Task description: For the records below, tally the lines that include the word "this" and report the number alone.

· · · ·

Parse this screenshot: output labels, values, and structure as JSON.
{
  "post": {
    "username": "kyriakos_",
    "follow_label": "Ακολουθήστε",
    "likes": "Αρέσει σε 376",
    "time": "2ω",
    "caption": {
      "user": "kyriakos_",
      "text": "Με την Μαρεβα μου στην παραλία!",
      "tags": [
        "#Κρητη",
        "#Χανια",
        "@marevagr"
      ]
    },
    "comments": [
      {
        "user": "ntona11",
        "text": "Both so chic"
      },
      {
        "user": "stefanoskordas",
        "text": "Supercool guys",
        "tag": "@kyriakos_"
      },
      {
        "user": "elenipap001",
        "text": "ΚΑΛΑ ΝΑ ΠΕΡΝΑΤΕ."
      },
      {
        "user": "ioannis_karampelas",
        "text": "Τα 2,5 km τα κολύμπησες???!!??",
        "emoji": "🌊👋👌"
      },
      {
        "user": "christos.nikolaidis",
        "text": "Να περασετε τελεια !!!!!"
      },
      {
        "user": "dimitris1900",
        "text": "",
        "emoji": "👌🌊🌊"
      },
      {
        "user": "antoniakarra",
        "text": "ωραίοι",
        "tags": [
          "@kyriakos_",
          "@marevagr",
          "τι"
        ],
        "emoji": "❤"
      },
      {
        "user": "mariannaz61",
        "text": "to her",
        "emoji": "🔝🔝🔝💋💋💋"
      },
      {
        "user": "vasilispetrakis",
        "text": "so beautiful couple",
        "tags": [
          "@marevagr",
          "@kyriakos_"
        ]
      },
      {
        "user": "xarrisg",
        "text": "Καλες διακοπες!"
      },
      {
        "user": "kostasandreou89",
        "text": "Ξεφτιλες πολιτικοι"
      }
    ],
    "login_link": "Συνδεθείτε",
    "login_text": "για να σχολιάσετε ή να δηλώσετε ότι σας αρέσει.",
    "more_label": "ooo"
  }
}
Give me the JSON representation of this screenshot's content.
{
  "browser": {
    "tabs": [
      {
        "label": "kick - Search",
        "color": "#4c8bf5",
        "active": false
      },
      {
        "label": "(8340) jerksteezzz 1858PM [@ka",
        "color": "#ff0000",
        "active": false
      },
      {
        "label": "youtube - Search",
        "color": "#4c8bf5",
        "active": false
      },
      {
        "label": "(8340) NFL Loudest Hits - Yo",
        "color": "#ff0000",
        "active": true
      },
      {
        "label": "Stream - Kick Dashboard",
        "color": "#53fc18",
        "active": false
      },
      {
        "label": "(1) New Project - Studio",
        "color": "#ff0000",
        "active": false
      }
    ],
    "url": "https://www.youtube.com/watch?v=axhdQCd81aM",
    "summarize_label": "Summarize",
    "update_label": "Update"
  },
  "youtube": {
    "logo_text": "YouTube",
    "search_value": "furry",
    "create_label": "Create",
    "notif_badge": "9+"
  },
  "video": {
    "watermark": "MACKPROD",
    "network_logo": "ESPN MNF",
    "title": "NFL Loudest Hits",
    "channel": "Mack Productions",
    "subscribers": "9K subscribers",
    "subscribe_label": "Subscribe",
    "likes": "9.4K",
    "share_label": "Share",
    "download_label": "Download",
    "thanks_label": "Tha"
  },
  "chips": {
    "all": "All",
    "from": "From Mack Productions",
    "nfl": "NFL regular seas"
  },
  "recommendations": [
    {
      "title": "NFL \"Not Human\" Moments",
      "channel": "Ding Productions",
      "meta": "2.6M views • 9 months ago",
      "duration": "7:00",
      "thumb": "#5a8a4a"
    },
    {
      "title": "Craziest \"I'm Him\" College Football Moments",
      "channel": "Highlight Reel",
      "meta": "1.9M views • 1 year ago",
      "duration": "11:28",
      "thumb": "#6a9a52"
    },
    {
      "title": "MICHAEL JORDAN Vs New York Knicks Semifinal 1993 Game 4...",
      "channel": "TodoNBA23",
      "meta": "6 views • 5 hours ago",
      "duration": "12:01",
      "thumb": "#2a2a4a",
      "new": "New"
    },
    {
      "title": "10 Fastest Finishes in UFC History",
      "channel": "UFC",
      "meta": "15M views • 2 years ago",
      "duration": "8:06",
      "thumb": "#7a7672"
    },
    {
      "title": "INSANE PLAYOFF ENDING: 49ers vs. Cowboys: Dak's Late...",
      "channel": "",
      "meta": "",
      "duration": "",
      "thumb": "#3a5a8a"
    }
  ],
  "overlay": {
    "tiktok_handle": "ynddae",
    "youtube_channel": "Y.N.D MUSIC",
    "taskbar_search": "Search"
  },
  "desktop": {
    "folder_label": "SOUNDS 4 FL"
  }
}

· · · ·

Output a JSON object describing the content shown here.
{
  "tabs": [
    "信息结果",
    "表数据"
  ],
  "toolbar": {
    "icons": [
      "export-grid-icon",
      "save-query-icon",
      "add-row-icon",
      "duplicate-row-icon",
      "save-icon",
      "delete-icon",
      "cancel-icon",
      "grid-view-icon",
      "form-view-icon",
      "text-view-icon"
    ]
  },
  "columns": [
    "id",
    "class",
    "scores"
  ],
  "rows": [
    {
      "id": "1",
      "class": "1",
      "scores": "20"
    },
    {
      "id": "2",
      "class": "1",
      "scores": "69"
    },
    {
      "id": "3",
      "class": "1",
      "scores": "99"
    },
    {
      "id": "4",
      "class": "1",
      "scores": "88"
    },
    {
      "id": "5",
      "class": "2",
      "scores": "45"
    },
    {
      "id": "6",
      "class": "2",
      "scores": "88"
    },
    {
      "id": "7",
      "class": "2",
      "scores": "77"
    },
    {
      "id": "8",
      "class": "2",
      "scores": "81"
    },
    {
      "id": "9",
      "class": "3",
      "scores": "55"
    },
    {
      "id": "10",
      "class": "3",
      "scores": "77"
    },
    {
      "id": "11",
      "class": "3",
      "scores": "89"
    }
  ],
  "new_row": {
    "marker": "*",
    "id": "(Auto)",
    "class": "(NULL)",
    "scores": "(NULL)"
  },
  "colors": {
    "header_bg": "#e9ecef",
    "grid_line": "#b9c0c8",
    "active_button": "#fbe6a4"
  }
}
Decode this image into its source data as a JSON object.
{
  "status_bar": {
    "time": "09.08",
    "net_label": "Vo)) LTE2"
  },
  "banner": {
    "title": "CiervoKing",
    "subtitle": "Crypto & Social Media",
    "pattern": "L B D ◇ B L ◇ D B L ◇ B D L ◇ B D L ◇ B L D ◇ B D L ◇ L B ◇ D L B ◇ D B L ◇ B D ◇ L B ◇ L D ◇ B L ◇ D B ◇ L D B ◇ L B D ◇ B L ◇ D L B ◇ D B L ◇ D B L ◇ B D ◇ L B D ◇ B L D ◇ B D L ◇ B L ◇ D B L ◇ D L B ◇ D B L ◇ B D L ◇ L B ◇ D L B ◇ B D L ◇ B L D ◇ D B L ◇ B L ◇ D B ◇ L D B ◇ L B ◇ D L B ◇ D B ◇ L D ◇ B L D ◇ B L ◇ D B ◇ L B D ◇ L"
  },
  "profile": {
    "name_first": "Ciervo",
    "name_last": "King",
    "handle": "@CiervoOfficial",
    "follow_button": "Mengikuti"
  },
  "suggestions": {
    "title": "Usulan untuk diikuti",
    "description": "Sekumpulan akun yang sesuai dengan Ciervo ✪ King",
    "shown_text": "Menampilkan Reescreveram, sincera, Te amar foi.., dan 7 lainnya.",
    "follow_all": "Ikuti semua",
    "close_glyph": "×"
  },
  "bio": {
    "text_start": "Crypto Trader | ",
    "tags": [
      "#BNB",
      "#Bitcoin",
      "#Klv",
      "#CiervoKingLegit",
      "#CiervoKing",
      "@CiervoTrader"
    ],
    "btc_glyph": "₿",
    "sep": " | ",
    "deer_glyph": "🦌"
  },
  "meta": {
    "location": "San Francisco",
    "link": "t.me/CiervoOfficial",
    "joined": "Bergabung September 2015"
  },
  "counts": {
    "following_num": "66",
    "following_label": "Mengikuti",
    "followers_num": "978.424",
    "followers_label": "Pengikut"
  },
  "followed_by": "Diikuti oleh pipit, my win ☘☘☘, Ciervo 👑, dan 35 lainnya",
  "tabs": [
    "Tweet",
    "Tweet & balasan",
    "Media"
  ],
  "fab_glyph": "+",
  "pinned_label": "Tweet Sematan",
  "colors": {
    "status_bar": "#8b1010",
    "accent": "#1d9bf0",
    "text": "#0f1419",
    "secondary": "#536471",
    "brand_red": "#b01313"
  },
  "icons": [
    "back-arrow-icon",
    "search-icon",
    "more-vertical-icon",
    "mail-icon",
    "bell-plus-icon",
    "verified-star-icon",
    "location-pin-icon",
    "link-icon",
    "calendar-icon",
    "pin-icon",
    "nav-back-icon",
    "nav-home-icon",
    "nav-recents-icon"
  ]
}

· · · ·

Expected output: 3